INSTRUCTIONS TO FOLLOW - Locate the line that contains "Serialize everything readable", then copy it and all later lines of the data below exactly, through the last one.

[Page and application data records]
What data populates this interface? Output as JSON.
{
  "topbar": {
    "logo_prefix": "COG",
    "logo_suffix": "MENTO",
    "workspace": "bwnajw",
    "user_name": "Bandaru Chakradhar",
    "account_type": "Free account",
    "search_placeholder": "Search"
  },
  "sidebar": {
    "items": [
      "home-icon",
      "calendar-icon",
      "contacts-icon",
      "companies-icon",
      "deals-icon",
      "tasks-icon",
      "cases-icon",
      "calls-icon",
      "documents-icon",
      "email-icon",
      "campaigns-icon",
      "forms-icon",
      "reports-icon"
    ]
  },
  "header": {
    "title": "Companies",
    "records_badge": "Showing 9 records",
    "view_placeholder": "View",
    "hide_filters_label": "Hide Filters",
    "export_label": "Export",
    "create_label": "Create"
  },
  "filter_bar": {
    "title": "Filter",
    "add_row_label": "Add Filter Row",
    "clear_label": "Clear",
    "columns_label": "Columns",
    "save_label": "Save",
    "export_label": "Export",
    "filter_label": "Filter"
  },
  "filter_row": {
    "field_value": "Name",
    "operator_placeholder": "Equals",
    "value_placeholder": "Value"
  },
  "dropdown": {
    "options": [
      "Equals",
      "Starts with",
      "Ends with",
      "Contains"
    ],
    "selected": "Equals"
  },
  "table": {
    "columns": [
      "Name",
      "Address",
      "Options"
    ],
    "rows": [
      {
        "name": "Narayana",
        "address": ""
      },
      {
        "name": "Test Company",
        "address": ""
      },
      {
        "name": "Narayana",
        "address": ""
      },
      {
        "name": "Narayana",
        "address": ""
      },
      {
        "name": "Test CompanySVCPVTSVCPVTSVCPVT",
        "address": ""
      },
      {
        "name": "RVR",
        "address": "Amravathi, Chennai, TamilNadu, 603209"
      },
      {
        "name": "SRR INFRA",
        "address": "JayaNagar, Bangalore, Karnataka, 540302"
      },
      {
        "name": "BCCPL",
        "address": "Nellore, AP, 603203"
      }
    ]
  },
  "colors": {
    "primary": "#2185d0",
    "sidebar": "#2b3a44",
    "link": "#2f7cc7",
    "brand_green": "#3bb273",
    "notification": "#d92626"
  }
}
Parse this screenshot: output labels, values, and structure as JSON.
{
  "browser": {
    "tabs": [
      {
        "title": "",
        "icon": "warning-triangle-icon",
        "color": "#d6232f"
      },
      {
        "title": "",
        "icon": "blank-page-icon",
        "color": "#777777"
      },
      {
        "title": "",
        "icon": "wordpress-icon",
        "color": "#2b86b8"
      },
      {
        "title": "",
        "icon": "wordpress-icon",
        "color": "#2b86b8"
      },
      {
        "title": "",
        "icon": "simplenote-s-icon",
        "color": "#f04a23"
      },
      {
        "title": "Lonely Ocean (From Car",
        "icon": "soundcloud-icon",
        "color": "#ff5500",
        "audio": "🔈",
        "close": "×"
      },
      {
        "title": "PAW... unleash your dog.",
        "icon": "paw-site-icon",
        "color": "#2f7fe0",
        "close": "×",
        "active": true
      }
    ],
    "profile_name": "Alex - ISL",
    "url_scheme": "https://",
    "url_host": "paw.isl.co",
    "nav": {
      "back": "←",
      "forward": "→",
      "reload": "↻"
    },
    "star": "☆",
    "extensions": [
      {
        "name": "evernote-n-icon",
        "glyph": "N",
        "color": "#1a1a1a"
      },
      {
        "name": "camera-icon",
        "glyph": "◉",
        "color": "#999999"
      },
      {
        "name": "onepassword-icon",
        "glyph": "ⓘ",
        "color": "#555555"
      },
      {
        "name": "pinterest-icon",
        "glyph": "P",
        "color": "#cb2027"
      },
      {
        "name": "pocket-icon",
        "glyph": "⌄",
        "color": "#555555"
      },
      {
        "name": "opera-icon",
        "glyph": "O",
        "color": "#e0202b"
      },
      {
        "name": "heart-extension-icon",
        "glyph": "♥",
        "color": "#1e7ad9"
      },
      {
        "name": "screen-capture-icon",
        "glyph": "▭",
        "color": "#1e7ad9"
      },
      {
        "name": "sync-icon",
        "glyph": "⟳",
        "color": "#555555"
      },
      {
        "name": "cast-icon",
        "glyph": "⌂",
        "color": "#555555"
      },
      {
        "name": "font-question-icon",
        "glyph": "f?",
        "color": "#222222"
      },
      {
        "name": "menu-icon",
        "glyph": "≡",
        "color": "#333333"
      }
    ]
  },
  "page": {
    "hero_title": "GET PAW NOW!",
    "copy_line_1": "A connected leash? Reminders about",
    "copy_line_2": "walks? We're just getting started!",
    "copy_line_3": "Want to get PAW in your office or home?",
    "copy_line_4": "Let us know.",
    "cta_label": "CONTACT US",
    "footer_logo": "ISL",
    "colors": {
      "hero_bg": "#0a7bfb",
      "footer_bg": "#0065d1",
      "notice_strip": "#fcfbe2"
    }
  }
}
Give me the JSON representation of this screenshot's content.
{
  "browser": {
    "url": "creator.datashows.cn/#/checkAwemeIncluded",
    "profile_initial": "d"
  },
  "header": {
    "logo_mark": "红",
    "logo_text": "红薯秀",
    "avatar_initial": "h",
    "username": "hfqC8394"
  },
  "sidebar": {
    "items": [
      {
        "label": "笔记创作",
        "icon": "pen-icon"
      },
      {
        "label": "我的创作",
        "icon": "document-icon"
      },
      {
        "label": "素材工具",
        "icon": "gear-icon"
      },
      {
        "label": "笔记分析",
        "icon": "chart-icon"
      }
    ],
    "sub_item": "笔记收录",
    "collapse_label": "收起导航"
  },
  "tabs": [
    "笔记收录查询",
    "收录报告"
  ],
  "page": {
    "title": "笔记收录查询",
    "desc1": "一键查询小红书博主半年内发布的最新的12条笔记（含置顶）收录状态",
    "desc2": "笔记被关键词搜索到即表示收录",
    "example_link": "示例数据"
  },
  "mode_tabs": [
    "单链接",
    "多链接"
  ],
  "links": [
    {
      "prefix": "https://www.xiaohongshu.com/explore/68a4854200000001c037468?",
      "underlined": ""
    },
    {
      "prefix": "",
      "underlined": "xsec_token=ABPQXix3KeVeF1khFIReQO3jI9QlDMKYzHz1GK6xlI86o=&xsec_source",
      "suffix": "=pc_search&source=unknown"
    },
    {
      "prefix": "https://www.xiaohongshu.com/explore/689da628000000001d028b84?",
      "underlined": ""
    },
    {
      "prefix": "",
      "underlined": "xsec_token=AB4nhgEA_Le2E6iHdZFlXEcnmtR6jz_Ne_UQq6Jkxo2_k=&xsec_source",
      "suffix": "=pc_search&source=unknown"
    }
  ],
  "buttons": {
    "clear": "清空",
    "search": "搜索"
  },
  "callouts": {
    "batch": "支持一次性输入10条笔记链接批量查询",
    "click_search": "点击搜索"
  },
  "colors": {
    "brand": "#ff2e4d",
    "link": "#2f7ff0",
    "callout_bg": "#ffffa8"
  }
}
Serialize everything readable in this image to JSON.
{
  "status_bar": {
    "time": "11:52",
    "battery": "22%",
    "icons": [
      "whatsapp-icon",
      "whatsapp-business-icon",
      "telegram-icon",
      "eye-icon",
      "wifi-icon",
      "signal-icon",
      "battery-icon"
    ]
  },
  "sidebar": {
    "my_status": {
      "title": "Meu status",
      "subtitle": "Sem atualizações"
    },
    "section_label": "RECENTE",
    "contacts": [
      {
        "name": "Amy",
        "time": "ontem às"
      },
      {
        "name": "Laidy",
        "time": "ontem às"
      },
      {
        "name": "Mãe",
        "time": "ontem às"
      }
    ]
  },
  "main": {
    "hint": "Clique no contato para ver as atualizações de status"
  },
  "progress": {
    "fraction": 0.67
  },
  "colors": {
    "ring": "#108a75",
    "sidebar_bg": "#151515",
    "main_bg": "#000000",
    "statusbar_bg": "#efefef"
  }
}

OUTPUT OF THE TASK -
Serialize everything readable in this image to JSON.
{
  "status_bar": {
    "time": "11:52",
    "battery": "22%",
    "icons": [
      "whatsapp-icon",
      "whatsapp-business-icon",
      "telegram-icon",
      "eye-icon",
      "wifi-icon",
      "signal-icon",
      "battery-icon"
    ]
  },
  "sidebar": {
    "my_status": {
      "title": "Meu status",
      "subtitle": "Sem atualizações"
    },
    "section_label": "RECENTE",
    "contacts": [
      {
        "name": "Amy",
        "time": "ontem às"
      },
      {
        "name": "Laidy",
        "time": "ontem às"
      },
      {
        "name": "Mãe",
        "time": "ontem às"
      }
    ]
  },
  "main": {
    "hint": "Clique no contato para ver as atualizações de status"
  },
  "progress": {
    "fraction": 0.67
  },
  "colors": {
    "ring": "#108a75",
    "sidebar_bg": "#151515",
    "main_bg": "#000000",
    "statusbar_bg": "#efefef"
  }
}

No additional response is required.